The changes were subtle to strangers, but to Elizabeth Humphreys small signs were beginning to point toward a bigger and more worrisome problem in her mother.
“She was drinking heavily and losing her place in conversation,” Humphreys said. “She’d also drastically change her opinion on a topic in the span of a few minutes. That’s when I started to ask her to see a doctor.”
Madelyn Ringgold started showing signs of Alzheimer’s disease shortly after her 60th birthday. It took three more years for her family to receive a formal diagnosis.
“She fought tooth and nail against going to a doctor,” Humphreys said. “Finally, I pointed out she had a facial tremor, which freaked her out enough to go see neurologist.”
But even at the doctor’s office, Ringgold did her best to disguise her symptoms — so much so, that Humphries was forced to pull the doctor aside in the hallway to fully explain the changes she’d noticed in her mother.
Today, five years later, Humphreys said her mom is just starting to accept the fact that she’s living with younger-onset Alzheimer’s disease — a deadly disease for which there is no effective treatment or cure.
“My mom fought and beat breast cancer, she’s buried her son,” Humphreys said. “She’s had a tremendously painful life already and this disease is pretty much the most undignified way you can go.”
The Alzheimer's Epidemic in Tennessee
Ringgold is one of 120,000 Tennesseans currently living with Alzheimer’s disease. And her daughter is one of 435,000 people providing unpaid care for someone living with Alzheimer’s.
Tennessee also ranks fourth in the nation for Alzheimer’s deaths.
Humphreys and Ringgold will be the first to tell you the future can seem bleak at times — but at the Alzheimer’s Association, we’re committed to finding a cure for this devastating disease.
“The Alzheimer’s Association is the only organization that’s committed to funding cutting-edge research across the globe,” said Sarah McCarthy, Communications Director for the Tennessee Chapter of the Alzheimer’s Association. “We fund projects others won’t, because we know ending this disease demands that we look at the problem from all angles and bring fresh ideas to the table.”
Right now, the Alzheimer’s Association is investing more than $165 million in more than 450 projects in 25 countries.
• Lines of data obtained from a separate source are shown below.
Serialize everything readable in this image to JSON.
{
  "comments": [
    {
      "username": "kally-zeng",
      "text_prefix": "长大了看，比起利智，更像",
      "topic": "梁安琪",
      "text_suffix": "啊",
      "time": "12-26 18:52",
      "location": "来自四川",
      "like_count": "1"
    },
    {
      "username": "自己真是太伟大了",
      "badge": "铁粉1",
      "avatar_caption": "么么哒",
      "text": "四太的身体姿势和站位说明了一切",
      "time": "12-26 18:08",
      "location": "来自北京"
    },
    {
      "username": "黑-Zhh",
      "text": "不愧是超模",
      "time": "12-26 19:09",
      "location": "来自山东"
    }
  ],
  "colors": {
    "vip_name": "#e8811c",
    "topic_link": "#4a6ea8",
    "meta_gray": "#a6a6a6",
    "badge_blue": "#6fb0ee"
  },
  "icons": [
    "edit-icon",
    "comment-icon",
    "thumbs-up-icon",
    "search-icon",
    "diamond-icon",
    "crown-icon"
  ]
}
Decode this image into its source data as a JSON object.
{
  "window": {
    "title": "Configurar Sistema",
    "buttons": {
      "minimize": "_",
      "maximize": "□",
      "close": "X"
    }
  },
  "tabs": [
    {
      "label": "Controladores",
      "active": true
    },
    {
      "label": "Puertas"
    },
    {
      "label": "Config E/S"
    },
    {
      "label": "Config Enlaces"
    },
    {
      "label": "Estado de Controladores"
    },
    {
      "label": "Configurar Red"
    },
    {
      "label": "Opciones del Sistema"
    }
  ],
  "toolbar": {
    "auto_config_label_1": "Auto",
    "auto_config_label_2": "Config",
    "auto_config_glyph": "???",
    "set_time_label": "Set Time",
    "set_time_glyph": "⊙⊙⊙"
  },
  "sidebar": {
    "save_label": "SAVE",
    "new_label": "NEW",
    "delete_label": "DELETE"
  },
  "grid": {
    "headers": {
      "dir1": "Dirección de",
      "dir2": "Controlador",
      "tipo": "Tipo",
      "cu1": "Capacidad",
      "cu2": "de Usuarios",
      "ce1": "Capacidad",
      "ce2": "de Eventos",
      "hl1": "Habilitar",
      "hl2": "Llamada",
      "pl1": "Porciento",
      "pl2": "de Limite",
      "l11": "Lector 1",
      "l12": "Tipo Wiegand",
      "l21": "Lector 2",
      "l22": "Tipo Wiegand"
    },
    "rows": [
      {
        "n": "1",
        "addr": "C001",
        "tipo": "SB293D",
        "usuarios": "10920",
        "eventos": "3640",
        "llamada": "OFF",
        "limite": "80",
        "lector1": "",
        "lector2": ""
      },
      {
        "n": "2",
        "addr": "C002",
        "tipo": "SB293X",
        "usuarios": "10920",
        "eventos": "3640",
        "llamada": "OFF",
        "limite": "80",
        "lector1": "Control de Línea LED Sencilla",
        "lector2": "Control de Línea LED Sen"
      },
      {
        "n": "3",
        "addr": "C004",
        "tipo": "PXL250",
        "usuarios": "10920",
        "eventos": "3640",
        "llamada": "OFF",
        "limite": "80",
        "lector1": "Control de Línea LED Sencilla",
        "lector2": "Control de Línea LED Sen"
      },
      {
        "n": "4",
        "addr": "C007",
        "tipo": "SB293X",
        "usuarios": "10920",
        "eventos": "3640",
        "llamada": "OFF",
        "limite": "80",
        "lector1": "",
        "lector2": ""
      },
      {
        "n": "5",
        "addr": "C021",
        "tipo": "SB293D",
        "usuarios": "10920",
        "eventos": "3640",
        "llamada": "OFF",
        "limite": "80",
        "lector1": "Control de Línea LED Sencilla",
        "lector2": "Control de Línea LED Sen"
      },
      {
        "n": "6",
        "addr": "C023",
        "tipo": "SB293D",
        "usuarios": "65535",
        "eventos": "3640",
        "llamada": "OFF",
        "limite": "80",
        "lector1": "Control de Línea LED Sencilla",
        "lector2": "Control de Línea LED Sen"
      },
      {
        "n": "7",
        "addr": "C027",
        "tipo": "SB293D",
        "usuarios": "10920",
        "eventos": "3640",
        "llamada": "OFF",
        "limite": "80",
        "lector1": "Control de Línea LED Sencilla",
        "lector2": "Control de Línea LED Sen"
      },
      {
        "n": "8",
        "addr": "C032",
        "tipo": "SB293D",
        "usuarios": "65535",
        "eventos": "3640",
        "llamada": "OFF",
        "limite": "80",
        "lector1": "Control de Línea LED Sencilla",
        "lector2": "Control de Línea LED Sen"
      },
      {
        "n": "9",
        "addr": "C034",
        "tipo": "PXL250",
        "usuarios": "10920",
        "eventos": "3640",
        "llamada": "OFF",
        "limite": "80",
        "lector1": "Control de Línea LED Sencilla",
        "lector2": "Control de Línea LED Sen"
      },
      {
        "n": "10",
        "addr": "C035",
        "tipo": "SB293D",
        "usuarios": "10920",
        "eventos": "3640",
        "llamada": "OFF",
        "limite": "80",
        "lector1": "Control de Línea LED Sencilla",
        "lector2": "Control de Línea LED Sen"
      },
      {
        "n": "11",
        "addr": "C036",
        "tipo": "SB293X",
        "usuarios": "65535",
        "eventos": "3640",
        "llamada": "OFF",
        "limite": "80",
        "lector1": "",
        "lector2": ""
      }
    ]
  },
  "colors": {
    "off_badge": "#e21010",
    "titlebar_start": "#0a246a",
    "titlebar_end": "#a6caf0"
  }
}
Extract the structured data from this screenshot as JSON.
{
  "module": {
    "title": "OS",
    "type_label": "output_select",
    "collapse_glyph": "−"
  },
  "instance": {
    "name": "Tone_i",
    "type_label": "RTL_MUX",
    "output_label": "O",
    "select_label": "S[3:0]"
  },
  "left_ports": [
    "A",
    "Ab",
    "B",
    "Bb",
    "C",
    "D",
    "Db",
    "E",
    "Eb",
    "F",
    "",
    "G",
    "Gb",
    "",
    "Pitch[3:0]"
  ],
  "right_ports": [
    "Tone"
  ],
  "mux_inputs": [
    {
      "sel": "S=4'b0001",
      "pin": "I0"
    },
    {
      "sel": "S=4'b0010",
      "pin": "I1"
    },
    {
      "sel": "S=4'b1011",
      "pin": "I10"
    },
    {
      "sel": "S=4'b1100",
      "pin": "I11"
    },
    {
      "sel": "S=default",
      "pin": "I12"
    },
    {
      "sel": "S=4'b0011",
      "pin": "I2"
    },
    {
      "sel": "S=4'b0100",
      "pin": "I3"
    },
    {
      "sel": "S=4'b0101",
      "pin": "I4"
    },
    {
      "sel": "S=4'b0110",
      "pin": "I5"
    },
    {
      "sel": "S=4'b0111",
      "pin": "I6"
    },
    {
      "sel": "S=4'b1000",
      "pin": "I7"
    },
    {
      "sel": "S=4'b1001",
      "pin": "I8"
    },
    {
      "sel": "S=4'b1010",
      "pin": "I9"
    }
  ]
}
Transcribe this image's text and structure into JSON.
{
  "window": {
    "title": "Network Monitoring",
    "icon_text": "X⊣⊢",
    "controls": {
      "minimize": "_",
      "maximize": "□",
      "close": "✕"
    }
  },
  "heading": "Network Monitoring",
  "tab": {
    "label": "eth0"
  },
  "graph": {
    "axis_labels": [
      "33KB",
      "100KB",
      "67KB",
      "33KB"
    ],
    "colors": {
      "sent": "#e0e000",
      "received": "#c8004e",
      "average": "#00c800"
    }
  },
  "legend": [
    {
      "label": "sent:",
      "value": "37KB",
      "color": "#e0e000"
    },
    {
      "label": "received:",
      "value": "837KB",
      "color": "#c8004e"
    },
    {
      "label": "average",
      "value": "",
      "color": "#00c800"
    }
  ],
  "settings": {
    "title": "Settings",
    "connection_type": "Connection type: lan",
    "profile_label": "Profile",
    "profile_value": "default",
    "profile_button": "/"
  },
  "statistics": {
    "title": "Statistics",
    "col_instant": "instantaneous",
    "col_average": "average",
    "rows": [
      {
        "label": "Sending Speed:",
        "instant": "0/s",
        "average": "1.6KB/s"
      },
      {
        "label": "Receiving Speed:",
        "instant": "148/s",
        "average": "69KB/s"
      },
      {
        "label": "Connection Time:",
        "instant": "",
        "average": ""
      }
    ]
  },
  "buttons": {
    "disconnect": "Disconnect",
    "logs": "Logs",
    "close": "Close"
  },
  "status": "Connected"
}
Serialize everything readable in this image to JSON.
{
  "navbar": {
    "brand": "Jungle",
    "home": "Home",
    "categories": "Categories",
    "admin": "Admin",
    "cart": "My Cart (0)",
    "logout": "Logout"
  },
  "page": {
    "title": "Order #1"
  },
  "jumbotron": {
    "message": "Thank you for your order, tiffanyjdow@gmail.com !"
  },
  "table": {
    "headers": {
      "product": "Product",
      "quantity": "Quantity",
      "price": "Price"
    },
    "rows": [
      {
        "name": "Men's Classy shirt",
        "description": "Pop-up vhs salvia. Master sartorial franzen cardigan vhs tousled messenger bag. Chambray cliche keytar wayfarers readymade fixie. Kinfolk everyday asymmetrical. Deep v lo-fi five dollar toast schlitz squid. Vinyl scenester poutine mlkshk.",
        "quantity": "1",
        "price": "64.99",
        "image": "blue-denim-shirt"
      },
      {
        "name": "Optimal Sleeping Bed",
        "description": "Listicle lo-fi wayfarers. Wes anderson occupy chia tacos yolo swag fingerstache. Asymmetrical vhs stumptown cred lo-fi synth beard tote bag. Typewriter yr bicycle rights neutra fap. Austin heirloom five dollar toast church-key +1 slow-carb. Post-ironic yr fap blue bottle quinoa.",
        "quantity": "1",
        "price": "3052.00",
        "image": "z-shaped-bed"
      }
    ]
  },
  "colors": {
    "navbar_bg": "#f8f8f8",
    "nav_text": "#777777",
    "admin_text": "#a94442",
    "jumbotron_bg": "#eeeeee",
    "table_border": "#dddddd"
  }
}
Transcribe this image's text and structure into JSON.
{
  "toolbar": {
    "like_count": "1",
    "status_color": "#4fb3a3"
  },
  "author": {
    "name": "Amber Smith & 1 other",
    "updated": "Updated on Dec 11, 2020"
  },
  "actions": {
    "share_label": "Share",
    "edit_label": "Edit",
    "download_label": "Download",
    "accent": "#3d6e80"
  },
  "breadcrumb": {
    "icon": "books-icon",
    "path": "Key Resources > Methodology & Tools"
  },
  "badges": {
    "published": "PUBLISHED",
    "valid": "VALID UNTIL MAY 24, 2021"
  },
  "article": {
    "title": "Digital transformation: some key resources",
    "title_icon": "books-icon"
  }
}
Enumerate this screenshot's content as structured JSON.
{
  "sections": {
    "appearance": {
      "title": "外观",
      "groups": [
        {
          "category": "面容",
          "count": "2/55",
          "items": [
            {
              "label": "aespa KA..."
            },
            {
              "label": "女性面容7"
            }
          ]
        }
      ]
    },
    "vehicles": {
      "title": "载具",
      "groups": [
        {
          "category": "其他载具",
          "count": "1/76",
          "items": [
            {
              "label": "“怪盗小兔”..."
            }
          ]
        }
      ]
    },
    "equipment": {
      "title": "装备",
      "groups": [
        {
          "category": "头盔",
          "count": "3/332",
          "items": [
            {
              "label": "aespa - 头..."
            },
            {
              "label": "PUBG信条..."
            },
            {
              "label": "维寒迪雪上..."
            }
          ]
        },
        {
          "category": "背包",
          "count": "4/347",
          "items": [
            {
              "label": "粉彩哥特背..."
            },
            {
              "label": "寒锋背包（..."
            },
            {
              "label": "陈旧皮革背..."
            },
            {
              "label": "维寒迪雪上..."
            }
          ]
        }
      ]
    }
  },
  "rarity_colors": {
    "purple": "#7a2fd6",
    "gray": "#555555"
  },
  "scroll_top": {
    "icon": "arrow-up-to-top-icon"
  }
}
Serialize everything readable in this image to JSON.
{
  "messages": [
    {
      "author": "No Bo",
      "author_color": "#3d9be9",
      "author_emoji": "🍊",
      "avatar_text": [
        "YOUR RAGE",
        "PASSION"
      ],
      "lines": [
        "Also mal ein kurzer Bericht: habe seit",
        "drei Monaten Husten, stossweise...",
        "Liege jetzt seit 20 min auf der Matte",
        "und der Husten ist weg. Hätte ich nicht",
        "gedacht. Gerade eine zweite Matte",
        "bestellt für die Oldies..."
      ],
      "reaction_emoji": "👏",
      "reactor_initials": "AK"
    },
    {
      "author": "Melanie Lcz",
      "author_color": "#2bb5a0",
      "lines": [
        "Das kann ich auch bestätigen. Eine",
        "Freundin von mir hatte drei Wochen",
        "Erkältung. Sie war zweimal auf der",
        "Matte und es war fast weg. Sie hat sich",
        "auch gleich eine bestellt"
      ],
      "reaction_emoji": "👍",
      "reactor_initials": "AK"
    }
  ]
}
In aggressive pursuit of its vision of a world without Alzheimer‘s, the Alzheimer's Association made its largest-ever research investment in 2018, granting more than $30 million to 131 scientific investigations.
But this work cannot continue with your support.
How You Can Help
That’s why this June, which is Alzheimer’s and Brain Awareness Month, we’re asking you to get involved with your local chapter of the Alzheimer’s Association — and the ways in which you can do this are endless.
You can help us organize and improve our largest fundraising initiative, the Walk to End Alzheimer’s. Or you can participate in The Longest Day and throw a donation-based backyard barbeque benefitting our organization.
If fundraising isn’t your thing, we also need more and more volunteers to facilitate support groups and lead educational workshops so we can extend our reach in your community. And we’re also adding to our public policy team of Alzheimer’s ambassadors and advocates.
We have countless opportunities for you to get involved and getting started is as simple as filling out this form.
“My mom, as I knew her, has been gone for a long time,” Humphreys said. “But there’s no reason we can’t save other families — other mothers and fathers and children — from experiencing this heartache.”
Every minute of volunteer work makes a difference in the lives of people like Humphreys and Ringgold. Every person who steps forward and offers their support brings us that much closer to a world without Alzheimer’s disease.
The Alzheimer's Association is the world's leading voluntary health organization in Alzheimer care, support and research. Our mission is to eliminate Alzheimer's disease through the advancement of research; to provide and enhance care and support for all affected; and to reduce the risk of dementia through the promotion of brain health. Our vision is a world without Alzheimer's. For more information, visit www.alz.org.